If a line in the entries contains the word "level", list it.
---*---
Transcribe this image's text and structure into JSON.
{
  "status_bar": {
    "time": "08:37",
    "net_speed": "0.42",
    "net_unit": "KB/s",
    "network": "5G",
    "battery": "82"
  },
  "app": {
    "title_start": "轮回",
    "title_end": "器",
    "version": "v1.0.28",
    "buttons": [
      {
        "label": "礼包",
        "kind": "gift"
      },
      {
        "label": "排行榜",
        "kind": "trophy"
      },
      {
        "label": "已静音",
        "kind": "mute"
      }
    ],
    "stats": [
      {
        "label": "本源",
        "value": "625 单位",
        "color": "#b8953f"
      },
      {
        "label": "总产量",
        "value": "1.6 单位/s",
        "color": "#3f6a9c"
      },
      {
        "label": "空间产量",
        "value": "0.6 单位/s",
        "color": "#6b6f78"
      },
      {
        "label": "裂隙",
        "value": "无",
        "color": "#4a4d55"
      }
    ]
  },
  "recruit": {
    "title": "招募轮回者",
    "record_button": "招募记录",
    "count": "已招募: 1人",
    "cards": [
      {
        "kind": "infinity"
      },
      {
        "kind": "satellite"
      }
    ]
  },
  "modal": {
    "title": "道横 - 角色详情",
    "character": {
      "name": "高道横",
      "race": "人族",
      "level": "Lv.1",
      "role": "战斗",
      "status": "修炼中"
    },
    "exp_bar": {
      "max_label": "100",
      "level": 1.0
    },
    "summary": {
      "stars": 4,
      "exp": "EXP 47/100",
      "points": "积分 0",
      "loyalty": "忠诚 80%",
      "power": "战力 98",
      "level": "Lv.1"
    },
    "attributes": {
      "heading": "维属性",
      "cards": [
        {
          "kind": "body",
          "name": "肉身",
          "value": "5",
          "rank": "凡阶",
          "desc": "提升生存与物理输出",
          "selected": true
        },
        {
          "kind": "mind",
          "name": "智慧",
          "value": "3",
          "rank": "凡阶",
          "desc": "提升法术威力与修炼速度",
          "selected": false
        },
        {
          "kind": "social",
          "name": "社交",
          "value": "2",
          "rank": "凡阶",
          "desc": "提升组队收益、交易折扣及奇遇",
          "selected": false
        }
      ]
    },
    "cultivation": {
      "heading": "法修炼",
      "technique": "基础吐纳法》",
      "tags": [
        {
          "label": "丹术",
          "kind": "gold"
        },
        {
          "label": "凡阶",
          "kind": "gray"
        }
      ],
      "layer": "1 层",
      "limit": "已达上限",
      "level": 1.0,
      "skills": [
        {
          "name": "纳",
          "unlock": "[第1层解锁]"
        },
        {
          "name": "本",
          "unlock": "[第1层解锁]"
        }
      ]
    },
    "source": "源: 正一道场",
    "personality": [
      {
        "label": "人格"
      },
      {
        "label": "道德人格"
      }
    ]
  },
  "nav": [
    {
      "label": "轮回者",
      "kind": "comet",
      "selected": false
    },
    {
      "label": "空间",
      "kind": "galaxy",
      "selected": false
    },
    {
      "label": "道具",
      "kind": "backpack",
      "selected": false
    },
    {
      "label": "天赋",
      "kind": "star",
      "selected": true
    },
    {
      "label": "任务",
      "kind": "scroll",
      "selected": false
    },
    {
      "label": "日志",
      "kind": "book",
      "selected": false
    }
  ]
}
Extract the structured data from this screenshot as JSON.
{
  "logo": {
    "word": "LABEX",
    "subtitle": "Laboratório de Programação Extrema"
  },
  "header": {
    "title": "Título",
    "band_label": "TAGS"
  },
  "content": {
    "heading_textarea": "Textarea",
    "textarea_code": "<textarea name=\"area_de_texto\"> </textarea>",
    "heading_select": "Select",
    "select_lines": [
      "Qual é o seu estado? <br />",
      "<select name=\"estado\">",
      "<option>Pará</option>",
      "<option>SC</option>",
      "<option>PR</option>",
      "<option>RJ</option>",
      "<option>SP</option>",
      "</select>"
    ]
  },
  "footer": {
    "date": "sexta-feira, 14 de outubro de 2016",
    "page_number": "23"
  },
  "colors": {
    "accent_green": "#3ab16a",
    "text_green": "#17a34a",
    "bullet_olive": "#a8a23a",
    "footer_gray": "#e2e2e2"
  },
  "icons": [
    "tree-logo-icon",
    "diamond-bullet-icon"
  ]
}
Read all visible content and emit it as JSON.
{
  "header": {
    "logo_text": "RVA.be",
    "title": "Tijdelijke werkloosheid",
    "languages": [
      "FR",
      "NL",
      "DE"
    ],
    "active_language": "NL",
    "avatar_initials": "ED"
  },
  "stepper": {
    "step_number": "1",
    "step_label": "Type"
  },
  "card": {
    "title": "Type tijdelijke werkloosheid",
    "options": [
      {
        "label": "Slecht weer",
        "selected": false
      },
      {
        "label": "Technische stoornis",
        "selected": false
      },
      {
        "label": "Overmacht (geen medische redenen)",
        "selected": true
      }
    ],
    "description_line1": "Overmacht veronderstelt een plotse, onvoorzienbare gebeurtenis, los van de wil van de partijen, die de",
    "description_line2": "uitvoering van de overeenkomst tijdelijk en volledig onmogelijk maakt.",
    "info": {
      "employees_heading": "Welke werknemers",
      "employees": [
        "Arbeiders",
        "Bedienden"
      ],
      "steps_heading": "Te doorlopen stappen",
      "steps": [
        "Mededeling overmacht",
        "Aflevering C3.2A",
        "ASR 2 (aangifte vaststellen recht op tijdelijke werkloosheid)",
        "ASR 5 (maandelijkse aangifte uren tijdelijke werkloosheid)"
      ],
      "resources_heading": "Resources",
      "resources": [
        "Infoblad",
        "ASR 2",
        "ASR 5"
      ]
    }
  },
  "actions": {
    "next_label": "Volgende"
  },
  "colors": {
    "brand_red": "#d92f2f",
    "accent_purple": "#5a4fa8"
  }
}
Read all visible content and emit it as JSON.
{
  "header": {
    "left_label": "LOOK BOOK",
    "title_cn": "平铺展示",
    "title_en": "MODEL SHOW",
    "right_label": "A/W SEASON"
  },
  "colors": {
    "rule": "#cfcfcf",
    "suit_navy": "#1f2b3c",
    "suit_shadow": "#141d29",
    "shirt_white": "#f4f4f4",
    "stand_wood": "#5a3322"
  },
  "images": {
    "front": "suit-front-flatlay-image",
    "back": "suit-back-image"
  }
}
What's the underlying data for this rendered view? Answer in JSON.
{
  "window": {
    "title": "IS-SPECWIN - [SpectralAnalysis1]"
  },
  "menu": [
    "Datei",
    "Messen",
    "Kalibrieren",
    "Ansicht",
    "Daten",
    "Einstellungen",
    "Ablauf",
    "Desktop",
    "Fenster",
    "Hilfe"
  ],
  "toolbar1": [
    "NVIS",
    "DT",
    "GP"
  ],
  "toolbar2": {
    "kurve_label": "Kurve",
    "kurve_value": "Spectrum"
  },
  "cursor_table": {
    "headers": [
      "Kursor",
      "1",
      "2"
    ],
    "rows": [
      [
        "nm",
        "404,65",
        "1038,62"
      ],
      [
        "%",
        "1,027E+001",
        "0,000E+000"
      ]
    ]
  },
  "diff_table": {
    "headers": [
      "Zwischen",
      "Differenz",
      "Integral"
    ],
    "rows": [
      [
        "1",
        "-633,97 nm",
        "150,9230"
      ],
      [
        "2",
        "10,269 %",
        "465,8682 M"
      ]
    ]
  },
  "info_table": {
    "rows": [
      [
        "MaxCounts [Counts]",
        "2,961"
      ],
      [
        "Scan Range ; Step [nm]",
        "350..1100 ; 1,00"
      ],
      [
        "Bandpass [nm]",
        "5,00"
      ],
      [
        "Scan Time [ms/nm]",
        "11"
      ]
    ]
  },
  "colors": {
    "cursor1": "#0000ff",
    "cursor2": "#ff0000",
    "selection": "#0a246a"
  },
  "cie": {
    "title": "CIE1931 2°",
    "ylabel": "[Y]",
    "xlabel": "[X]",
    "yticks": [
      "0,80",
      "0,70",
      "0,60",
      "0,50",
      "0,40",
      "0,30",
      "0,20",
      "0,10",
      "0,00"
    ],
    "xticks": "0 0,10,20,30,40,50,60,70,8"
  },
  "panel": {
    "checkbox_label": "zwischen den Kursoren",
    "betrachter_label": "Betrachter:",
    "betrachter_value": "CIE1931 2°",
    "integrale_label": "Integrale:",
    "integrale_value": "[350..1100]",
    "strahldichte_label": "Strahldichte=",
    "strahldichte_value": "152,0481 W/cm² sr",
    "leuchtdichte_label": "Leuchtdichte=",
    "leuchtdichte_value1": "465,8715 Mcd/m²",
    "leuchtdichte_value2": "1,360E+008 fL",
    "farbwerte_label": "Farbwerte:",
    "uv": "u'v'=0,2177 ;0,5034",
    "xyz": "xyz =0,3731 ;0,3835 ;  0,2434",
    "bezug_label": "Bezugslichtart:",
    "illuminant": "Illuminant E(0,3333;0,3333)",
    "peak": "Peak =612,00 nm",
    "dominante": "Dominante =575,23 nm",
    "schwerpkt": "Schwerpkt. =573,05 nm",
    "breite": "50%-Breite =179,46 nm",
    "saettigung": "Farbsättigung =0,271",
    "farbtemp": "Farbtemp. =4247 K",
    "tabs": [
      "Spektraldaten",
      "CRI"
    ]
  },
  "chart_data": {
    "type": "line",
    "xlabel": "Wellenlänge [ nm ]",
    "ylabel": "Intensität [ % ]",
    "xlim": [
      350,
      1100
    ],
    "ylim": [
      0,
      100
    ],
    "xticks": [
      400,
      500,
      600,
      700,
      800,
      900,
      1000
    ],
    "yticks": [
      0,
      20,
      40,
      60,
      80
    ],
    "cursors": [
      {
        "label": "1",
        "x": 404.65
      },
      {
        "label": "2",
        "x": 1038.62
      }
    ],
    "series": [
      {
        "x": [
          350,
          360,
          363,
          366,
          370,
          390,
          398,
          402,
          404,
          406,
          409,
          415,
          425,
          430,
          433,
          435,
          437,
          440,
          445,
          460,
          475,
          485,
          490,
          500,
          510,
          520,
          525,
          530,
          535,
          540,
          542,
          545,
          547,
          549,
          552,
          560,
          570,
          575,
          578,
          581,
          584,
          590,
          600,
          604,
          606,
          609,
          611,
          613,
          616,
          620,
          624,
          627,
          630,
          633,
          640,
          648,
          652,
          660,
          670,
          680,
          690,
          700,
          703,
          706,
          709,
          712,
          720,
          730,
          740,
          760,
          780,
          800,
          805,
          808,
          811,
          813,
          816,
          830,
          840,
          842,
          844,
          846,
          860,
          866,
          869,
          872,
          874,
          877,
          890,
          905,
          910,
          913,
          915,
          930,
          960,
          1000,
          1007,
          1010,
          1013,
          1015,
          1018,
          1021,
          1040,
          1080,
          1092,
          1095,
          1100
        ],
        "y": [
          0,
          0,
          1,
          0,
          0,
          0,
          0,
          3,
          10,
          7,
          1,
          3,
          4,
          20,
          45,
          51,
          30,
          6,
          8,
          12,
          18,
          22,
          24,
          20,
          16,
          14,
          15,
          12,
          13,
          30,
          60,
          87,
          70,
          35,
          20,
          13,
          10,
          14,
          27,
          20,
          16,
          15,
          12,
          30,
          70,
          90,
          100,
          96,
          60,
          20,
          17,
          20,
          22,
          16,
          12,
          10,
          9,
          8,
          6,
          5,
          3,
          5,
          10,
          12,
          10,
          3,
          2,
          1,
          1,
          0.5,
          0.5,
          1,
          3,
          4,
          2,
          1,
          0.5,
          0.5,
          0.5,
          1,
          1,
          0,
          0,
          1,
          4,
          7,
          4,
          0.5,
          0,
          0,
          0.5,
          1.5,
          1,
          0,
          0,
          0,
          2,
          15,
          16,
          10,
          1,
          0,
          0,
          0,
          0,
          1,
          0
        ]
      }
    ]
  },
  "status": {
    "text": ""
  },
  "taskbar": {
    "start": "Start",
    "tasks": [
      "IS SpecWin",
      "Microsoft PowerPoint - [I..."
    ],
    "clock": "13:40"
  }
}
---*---
■ Response to the exercise
      "level": "Lv.1",
      "level": 1.0
      "level": "Lv.1"
      "level": 1.0,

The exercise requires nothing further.